*** DATA SECTION ***
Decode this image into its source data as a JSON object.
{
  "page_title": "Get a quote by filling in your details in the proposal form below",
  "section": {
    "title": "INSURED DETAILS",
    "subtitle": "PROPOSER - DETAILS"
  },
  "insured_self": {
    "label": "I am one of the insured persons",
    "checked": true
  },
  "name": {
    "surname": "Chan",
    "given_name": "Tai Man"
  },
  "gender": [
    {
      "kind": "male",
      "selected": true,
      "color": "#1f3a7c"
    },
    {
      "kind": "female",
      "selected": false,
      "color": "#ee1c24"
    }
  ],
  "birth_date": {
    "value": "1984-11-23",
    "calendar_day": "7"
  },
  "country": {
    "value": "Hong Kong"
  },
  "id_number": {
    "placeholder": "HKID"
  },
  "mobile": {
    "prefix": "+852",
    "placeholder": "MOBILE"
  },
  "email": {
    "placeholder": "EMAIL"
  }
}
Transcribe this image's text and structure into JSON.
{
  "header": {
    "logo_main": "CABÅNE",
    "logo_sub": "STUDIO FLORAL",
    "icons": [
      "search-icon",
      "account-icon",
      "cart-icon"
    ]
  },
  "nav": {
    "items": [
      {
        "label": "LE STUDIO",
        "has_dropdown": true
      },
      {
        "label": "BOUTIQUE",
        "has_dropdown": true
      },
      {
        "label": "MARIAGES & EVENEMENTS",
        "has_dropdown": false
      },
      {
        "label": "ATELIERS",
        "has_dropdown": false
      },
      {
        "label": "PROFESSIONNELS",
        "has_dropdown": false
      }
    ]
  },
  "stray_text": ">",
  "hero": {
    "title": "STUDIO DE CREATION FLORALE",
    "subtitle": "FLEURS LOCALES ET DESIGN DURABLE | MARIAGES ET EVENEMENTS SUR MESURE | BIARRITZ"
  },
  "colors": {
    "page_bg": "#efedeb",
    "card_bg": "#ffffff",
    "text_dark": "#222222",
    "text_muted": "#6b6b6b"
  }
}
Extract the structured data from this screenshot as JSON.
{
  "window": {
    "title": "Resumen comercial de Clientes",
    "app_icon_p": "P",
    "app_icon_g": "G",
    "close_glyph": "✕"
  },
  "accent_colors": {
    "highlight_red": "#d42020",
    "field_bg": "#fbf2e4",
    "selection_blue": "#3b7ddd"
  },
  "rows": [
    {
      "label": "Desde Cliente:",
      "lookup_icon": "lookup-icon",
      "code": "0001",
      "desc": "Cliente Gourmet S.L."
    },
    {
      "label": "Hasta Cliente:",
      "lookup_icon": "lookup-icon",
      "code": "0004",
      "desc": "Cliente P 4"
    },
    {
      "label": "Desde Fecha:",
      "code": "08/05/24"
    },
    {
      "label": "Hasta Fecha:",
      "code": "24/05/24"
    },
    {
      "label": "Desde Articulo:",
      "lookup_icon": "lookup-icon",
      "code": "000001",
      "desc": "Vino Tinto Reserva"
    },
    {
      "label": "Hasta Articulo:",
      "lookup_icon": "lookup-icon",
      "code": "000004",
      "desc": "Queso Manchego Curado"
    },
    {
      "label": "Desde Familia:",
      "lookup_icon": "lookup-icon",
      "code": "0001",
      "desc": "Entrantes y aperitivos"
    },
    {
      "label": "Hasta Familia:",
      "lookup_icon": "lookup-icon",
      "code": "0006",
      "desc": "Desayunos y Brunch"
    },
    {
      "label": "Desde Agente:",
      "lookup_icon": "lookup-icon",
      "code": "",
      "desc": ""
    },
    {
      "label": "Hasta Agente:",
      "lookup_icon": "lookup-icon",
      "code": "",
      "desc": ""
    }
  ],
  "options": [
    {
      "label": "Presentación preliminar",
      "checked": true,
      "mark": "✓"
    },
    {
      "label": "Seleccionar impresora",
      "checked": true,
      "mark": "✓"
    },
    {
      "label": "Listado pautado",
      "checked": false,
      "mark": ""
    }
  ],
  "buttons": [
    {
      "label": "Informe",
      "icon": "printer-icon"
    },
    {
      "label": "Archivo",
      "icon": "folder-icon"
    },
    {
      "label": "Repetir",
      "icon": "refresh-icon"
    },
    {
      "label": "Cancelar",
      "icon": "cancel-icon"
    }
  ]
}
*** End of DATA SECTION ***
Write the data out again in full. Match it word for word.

• RESULT FOR THIS EXERCISE:
Decode this image into its source data as a JSON object.
{
  "page_title": "Get a quote by filling in your details in the proposal form below",
  "section": {
    "title": "INSURED DETAILS",
    "subtitle": "PROPOSER - DETAILS"
  },
  "insured_self": {
    "label": "I am one of the insured persons",
    "checked": true
  },
  "name": {
    "surname": "Chan",
    "given_name": "Tai Man"
  },
  "gender": [
    {
      "kind": "male",
      "selected": true,
      "color": "#1f3a7c"
    },
    {
      "kind": "female",
      "selected": false,
      "color": "#ee1c24"
    }
  ],
  "birth_date": {
    "value": "1984-11-23",
    "calendar_day": "7"
  },
  "country": {
    "value": "Hong Kong"
  },
  "id_number": {
    "placeholder": "HKID"
  },
  "mobile": {
    "prefix": "+852",
    "placeholder": "MOBILE"
  },
  "email": {
    "placeholder": "EMAIL"
  }
}
Transcribe this image's text and structure into JSON.
{
  "header": {
    "logo_main": "CABÅNE",
    "logo_sub": "STUDIO FLORAL",
    "icons": [
      "search-icon",
      "account-icon",
      "cart-icon"
    ]
  },
  "nav": {
    "items": [
      {
        "label": "LE STUDIO",
        "has_dropdown": true
      },
      {
        "label": "BOUTIQUE",
        "has_dropdown": true
      },
      {
        "label": "MARIAGES & EVENEMENTS",
        "has_dropdown": false
      },
      {
        "label": "ATELIERS",
        "has_dropdown": false
      },
      {
        "label": "PROFESSIONNELS",
        "has_dropdown": false
      }
    ]
  },
  "stray_text": ">",
  "hero": {
    "title": "STUDIO DE CREATION FLORALE",
    "subtitle": "FLEURS LOCALES ET DESIGN DURABLE | MARIAGES ET EVENEMENTS SUR MESURE | BIARRITZ"
  },
  "colors": {
    "page_bg": "#efedeb",
    "card_bg": "#ffffff",
    "text_dark": "#222222",
    "text_muted": "#6b6b6b"
  }
}
Extract the structured data from this screenshot as JSON.
{
  "window": {
    "title": "Resumen comercial de Clientes",
    "app_icon_p": "P",
    "app_icon_g": "G",
    "close_glyph": "✕"
  },
  "accent_colors": {
    "highlight_red": "#d42020",
    "field_bg": "#fbf2e4",
    "selection_blue": "#3b7ddd"
  },
  "rows": [
    {
      "label": "Desde Cliente:",
      "lookup_icon": "lookup-icon",
      "code": "0001",
      "desc": "Cliente Gourmet S.L."
    },
    {
      "label": "Hasta Cliente:",
      "lookup_icon": "lookup-icon",
      "code": "0004",
      "desc": "Cliente P 4"
    },
    {
      "label": "Desde Fecha:",
      "code": "08/05/24"
    },
    {
      "label": "Hasta Fecha:",
      "code": "24/05/24"
    },
    {
      "label": "Desde Articulo:",
      "lookup_icon": "lookup-icon",
      "code": "000001",
      "desc": "Vino Tinto Reserva"
    },
    {
      "label": "Hasta Articulo:",
      "lookup_icon": "lookup-icon",
      "code": "000004",
      "desc": "Queso Manchego Curado"
    },
    {
      "label": "Desde Familia:",
      "lookup_icon": "lookup-icon",
      "code": "0001",
      "desc": "Entrantes y aperitivos"
    },
    {
      "label": "Hasta Familia:",
      "lookup_icon": "lookup-icon",
      "code": "0006",
      "desc": "Desayunos y Brunch"
    },
    {
      "label": "Desde Agente:",
      "lookup_icon": "lookup-icon",
      "code": "",
      "desc": ""
    },
    {
      "label": "Hasta Agente:",
      "lookup_icon": "lookup-icon",
      "code": "",
      "desc": ""
    }
  ],
  "options": [
    {
      "label": "Presentación preliminar",
      "checked": true,
      "mark": "✓"
    },
    {
      "label": "Seleccionar impresora",
      "checked": true,
      "mark": "✓"
    },
    {
      "label": "Listado pautado",
      "checked": false,
      "mark": ""
    }
  ],
  "buttons": [
    {
      "label": "Informe",
      "icon": "printer-icon"
    },
    {
      "label": "Archivo",
      "icon": "folder-icon"
    },
    {
      "label": "Repetir",
      "icon": "refresh-icon"
    },
    {
      "label": "Cancelar",
      "icon": "cancel-icon"
    }
  ]
}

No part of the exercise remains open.